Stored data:
##########
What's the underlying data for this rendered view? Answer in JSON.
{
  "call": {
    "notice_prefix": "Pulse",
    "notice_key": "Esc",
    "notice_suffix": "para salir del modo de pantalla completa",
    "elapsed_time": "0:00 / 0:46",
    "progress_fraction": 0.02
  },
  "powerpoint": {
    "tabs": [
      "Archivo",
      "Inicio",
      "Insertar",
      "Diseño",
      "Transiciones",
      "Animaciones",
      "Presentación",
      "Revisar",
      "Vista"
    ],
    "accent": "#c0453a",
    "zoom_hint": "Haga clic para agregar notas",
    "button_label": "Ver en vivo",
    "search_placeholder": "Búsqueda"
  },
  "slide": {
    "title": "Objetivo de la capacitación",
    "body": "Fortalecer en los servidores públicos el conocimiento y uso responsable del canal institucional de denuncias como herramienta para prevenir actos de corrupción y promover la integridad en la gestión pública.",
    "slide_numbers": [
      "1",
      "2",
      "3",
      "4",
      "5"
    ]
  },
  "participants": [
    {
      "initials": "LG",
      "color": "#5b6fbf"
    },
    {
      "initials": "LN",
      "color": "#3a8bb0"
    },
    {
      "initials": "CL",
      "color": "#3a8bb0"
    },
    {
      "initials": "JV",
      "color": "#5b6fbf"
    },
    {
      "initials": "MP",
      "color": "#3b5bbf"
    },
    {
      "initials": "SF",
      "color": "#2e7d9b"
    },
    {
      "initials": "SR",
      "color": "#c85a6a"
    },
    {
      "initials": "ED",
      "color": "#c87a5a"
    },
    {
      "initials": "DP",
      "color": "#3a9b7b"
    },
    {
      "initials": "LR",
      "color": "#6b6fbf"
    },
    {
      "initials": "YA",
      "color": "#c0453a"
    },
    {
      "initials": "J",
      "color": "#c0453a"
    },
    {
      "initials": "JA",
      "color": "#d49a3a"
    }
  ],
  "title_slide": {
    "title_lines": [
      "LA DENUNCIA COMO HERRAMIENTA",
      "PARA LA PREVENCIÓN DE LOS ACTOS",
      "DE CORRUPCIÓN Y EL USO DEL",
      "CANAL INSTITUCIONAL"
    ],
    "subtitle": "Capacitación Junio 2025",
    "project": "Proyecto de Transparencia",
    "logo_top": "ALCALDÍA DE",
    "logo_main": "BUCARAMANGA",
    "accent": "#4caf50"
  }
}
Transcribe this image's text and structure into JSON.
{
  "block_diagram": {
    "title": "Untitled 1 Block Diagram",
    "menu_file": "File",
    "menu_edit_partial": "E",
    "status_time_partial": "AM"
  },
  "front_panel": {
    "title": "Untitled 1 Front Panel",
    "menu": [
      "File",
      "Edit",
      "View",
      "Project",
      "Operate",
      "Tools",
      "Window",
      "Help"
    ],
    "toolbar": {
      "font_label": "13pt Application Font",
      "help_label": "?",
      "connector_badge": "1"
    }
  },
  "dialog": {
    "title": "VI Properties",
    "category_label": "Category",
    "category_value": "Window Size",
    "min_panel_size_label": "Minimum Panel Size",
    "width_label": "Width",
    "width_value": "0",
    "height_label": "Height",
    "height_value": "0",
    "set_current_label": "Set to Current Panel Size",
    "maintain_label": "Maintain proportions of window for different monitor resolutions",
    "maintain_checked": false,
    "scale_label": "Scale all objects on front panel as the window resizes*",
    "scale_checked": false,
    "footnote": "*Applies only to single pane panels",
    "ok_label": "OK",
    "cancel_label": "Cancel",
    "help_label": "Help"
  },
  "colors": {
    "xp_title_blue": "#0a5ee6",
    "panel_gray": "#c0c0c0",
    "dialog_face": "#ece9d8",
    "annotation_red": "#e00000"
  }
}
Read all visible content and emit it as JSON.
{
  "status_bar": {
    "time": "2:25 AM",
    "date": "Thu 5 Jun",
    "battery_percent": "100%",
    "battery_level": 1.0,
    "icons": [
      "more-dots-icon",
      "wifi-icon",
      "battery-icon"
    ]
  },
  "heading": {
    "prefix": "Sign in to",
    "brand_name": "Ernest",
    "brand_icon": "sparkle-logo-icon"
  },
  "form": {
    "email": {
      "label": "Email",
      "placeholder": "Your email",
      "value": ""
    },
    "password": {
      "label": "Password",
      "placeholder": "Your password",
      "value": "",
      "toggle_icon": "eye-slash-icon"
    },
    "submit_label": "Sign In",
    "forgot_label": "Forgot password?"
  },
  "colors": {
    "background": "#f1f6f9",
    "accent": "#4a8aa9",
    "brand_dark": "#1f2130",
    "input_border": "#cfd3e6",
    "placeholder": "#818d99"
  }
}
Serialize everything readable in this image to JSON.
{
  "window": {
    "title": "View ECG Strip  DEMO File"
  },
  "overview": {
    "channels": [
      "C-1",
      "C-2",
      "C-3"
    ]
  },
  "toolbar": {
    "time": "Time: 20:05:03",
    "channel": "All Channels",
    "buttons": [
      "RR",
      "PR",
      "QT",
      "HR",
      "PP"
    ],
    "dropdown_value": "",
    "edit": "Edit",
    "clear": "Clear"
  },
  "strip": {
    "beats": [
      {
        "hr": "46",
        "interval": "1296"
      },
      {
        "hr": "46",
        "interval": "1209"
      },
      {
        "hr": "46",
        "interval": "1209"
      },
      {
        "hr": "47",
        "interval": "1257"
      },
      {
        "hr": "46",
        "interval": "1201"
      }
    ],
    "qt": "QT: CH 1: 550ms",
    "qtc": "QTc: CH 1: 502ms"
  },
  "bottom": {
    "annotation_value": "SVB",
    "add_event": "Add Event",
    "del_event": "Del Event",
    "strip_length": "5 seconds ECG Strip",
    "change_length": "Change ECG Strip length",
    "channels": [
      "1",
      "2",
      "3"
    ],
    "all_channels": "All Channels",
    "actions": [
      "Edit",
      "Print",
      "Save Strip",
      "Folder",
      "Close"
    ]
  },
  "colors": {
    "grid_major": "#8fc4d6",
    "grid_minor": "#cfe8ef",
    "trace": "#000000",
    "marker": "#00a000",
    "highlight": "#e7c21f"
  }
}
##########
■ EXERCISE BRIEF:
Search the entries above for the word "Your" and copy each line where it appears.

■ OUTPUT:
      "placeholder": "Your email",
      "placeholder": "Your password",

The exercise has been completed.